The number and condition of bees available for this year’s almond bloom varied among different regions of the country. For example, cooler, wetter weather in Wisconsin, Minnesota and the Dakotas last summer, reduced the number and strength of the hives there.

Meanwhile, lower winter mortality rates resulted in more bees in the South, including Florida and Texas. On top of that, increased spraying of orange, lemon and grapefruit groves there to control Asian citrus psyllid, which spreads Huanglongbing disease, prompted beekeepers to find a less-threatening environment in which to place their hives.

“California was an obvious choice for them at this time of year,” Wardell says.

The size and quality of the colonies this season is reported to be roughly the same as last year. “I doubt if you could tell the difference,” he says. “The hives may be half a frame smaller, if at all.”

Growers like to see eight frames of bees in their hives. Many will pay a bonus for more.

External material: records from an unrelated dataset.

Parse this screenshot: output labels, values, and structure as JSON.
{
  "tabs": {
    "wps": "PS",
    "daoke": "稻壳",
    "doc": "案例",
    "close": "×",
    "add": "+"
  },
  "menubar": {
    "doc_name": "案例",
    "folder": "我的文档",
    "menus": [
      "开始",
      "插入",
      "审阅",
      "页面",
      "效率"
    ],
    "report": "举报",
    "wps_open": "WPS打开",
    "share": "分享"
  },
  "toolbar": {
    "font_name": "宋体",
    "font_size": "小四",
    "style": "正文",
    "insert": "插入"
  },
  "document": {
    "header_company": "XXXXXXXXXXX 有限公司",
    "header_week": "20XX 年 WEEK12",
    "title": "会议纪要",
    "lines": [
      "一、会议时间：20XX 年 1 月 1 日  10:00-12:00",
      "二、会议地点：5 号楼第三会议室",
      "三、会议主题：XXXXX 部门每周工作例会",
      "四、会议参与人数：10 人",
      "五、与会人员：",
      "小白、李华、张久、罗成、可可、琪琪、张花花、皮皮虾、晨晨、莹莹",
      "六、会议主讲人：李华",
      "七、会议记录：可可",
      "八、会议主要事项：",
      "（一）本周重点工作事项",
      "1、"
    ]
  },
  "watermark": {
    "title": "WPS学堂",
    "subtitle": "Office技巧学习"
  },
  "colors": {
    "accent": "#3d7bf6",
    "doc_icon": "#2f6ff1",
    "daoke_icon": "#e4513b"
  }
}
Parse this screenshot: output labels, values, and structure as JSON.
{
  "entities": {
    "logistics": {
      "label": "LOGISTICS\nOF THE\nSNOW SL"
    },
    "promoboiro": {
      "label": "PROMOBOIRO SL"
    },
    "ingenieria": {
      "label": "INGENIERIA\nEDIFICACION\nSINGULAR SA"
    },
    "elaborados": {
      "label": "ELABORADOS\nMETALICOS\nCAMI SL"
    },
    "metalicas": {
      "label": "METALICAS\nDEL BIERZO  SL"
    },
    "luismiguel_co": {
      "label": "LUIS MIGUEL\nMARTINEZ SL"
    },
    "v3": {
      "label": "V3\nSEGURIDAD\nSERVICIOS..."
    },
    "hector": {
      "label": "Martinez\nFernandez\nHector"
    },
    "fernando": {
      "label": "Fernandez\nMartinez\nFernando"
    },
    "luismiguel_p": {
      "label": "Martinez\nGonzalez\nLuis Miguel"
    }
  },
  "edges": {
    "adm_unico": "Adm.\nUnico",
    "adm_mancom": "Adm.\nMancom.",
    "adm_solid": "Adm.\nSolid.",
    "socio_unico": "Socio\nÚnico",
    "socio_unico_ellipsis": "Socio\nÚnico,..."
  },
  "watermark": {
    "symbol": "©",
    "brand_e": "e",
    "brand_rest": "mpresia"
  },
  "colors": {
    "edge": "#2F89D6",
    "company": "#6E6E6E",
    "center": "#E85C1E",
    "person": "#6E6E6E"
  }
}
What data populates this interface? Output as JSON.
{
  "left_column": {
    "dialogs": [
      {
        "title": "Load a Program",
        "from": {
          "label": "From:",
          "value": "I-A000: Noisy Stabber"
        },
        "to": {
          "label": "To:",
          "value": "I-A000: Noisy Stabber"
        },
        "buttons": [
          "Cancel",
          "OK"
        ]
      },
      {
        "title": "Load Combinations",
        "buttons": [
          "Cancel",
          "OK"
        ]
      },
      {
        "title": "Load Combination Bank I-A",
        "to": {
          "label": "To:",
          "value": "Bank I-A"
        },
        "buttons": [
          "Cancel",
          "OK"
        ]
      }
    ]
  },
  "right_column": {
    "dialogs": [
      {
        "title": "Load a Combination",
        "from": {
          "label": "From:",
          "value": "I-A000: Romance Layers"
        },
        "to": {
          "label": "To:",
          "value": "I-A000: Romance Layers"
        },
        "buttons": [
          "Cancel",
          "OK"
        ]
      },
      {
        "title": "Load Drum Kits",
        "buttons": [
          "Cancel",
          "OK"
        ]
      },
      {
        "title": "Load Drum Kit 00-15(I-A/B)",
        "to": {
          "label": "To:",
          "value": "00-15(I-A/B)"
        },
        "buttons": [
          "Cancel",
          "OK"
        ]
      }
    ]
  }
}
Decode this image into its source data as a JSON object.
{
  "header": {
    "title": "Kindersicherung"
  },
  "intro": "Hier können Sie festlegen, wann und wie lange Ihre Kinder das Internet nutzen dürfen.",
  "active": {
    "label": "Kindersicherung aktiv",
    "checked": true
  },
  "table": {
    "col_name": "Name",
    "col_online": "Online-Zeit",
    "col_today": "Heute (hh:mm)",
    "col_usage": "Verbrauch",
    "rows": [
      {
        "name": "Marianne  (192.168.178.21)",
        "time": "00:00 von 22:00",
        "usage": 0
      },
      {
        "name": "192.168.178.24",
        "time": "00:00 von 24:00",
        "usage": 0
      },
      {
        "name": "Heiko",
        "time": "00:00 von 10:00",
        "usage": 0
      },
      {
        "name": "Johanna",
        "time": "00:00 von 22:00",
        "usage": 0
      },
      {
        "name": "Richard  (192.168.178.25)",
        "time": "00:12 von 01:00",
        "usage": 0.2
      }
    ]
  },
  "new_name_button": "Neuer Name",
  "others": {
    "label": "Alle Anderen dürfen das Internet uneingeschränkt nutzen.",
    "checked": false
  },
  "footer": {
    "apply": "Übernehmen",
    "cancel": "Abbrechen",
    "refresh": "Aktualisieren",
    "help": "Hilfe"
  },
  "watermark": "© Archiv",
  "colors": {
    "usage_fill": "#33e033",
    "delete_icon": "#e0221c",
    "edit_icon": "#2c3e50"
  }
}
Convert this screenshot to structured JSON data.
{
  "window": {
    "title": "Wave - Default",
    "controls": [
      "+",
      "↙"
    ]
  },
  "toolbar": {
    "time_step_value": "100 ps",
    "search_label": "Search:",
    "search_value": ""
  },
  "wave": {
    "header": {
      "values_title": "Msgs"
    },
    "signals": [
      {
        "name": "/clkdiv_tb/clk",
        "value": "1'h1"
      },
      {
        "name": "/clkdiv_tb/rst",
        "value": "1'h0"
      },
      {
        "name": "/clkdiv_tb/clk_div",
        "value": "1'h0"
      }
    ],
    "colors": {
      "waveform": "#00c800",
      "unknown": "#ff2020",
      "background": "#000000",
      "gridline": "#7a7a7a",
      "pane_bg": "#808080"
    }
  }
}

Most almond growers sign contracts with beekeepers in July and August to deliver bees for the following season. Concerns last summer about a possible shortage of bees from the upper Midwest for this year’s bloom pushed rental prices up about $10 to $20 a hive this season, Wardell reports. One estimate puts the average prices of colonies this year in the $160 to $170 range.